Product liability law is comprehensive in the United States. Product liability law is intended to protect the consumer from dangerous and unsafe products; this law also seeks to protect against products designed to harm consumers instead of protecting them. Although product liability laws do not have an exact definition, the most common types of products that would fall under the law’s umbrella include food, drugs, medical devices, construction supplies, clothes, paints, cleaners, toys, animals, cars, and other goods or services. Product liability lawsuits cover almost everything manufactured or distributed by a company or organization. While some of the most common cases regarding products stem from asbestos and lead exposure, other types of products cause injury claims and legal troubles every year.

A product liability lawsuit happens when a consumer suffers injury or damages due to using, owning, or being forced to use a defective product, was dangerous or was substandard. Product liability cases are brought in federal court by anyone who has sustained an injury due to a product. These cases are sometimes also brought in state court, depending on where the product was manufactured. Most product liability lawsuits seek damages that pay for medical expenses, lost wages, pain, and suffering, and more.

The plaintiff in a product liability claim must prove three things to win the case first, that the plaintiff suffered an injury or other damage as the result of the defendant’s product second, that the plaintiff has established the probability of a future loss or injury as the result of the defendant’s product. Third, the plaintiff has established a causal relationship between the damage and the product. If any one of these conditions is found, the defendant is liable and must compensate the plaintiffs for their losses.

Defective products are not the only reason why people file product liability lawsuits. Many times, it’s not even about a product being defective. It can be about someone not getting a product to work, someone not getting their dosage correct, or even a person reacting to a product that was not included in their warranty. Sometimes, people file a complaint because they feel wronged by a product or have been injured due to the non-functioning of a product.

It is the manufacturer’s responsibility to document all manufacturing defects properly and to comply with all warranty and consumer protection laws. The manufacturer is also held liable if it fails to make available a safe product to the public. In this situation, if the manufacturer was aware of the defect but did not take reasonable steps to fix it, then the manufacturer is responsible for the defective goods. If the retailer, reseller, manufacturer, or agent supports this product or offers another similar item and does not support it with proper documentation or offers a refund, then it would be considered negligence on the part of the product manufacturer or retailer to keep the item or offer a refund.

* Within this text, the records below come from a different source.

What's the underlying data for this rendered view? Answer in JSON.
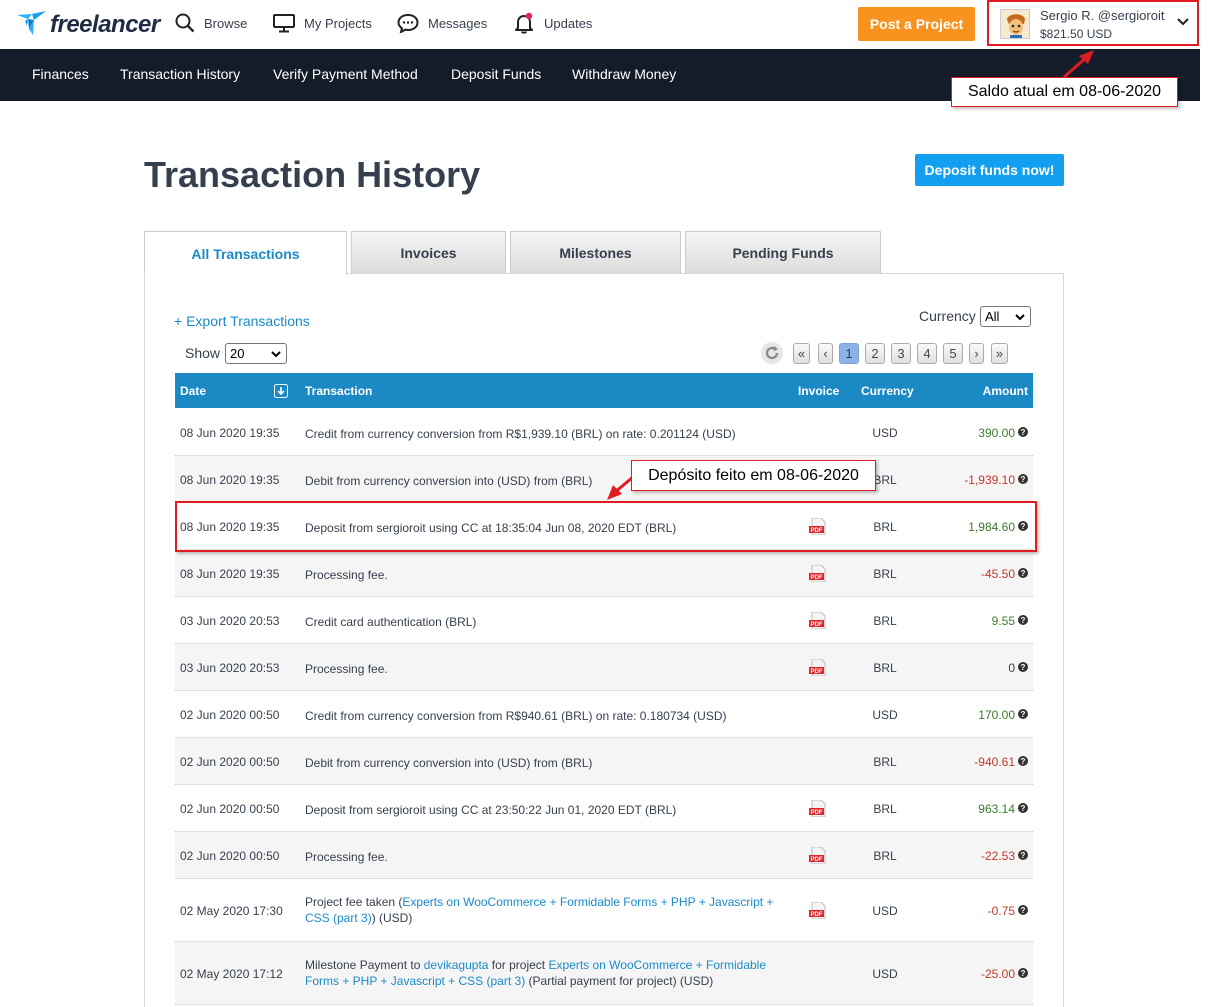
{
  "brand": {
    "name": "freelancer",
    "accent": "#139ff0",
    "post_color": "#f7931e"
  },
  "header": {
    "nav": [
      {
        "label": "Browse",
        "icon": "search-icon"
      },
      {
        "label": "My Projects",
        "icon": "monitor-icon"
      },
      {
        "label": "Messages",
        "icon": "chat-icon"
      },
      {
        "label": "Updates",
        "icon": "bell-icon"
      }
    ],
    "post_project": "Post a Project",
    "user": {
      "name": "Sergio R. @sergioroit",
      "balance": "$821.50 USD"
    }
  },
  "subnav": [
    "Finances",
    "Transaction History",
    "Verify Payment Method",
    "Deposit Funds",
    "Withdraw Money"
  ],
  "annotations": {
    "balance_note": "Saldo atual em 08-06-2020",
    "deposit_note": "Depósito feito em 08-06-2020"
  },
  "page": {
    "title": "Transaction History",
    "deposit_now": "Deposit funds now!"
  },
  "tabs": [
    "All Transactions",
    "Invoices",
    "Milestones",
    "Pending Funds"
  ],
  "controls": {
    "export": "+ Export Transactions",
    "currency_label": "Currency",
    "currency_value": "All",
    "show_label": "Show",
    "show_value": "20"
  },
  "pagination": [
    "«",
    "‹",
    "1",
    "2",
    "3",
    "4",
    "5",
    "›",
    "»"
  ],
  "table": {
    "columns": {
      "date": "Date",
      "transaction": "Transaction",
      "invoice": "Invoice",
      "currency": "Currency",
      "amount": "Amount"
    },
    "rows": [
      {
        "date": "08 Jun 2020 19:35",
        "desc": "Credit from currency conversion from R$1,939.10 (BRL) on rate: 0.201124 (USD)",
        "pdf": false,
        "currency": "USD",
        "amount": "390.00",
        "sign": "pos"
      },
      {
        "date": "08 Jun 2020 19:35",
        "desc": "Debit from currency conversion into (USD) from (BRL)",
        "pdf": false,
        "currency": "BRL",
        "amount": "-1,939.10",
        "sign": "neg"
      },
      {
        "date": "08 Jun 2020 19:35",
        "desc": "Deposit from sergioroit using CC at 18:35:04 Jun 08, 2020 EDT (BRL)",
        "pdf": true,
        "currency": "BRL",
        "amount": "1,984.60",
        "sign": "pos"
      },
      {
        "date": "08 Jun 2020 19:35",
        "desc": "Processing fee.",
        "pdf": true,
        "currency": "BRL",
        "amount": "-45.50",
        "sign": "neg"
      },
      {
        "date": "03 Jun 2020 20:53",
        "desc": "Credit card authentication (BRL)",
        "pdf": true,
        "currency": "BRL",
        "amount": "9.55",
        "sign": "pos"
      },
      {
        "date": "03 Jun 2020 20:53",
        "desc": "Processing fee.",
        "pdf": true,
        "currency": "BRL",
        "amount": "0",
        "sign": "zero"
      },
      {
        "date": "02 Jun 2020 00:50",
        "desc": "Credit from currency conversion from R$940.61 (BRL) on rate: 0.180734 (USD)",
        "pdf": false,
        "currency": "USD",
        "amount": "170.00",
        "sign": "pos"
      },
      {
        "date": "02 Jun 2020 00:50",
        "desc": "Debit from currency conversion into (USD) from (BRL)",
        "pdf": false,
        "currency": "BRL",
        "amount": "-940.61",
        "sign": "neg"
      },
      {
        "date": "02 Jun 2020 00:50",
        "desc": "Deposit from sergioroit using CC at 23:50:22 Jun 01, 2020 EDT (BRL)",
        "pdf": true,
        "currency": "BRL",
        "amount": "963.14",
        "sign": "pos"
      },
      {
        "date": "02 Jun 2020 00:50",
        "desc": "Processing fee.",
        "pdf": true,
        "currency": "BRL",
        "amount": "-22.53",
        "sign": "neg"
      },
      {
        "date": "02 May 2020 17:30",
        "desc_parts": [
          "Project fee taken (",
          "Experts on WooCommerce + Formidable Forms + PHP + Javascript + CSS (part 3)",
          ") (USD)"
        ],
        "pdf": true,
        "currency": "USD",
        "amount": "-0.75",
        "sign": "neg"
      },
      {
        "date": "02 May 2020 17:12",
        "desc_parts": [
          "Milestone Payment to ",
          "devikagupta",
          " for project ",
          "Experts on WooCommerce + Formidable Forms + PHP + Javascript + CSS (part 3)",
          " (Partial payment for project) (USD)"
        ],
        "pdf": false,
        "currency": "USD",
        "amount": "-25.00",
        "sign": "neg"
      }
    ]
  }
}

A Dow Corning product liability lawsuit has caused the company millions of dollars in damages. This manufacturer was aware of a defect that resulted in insulation that was not meant to prevent heat. It caused a fire in an office building where the employees were working. The court awarded them millions of dollars.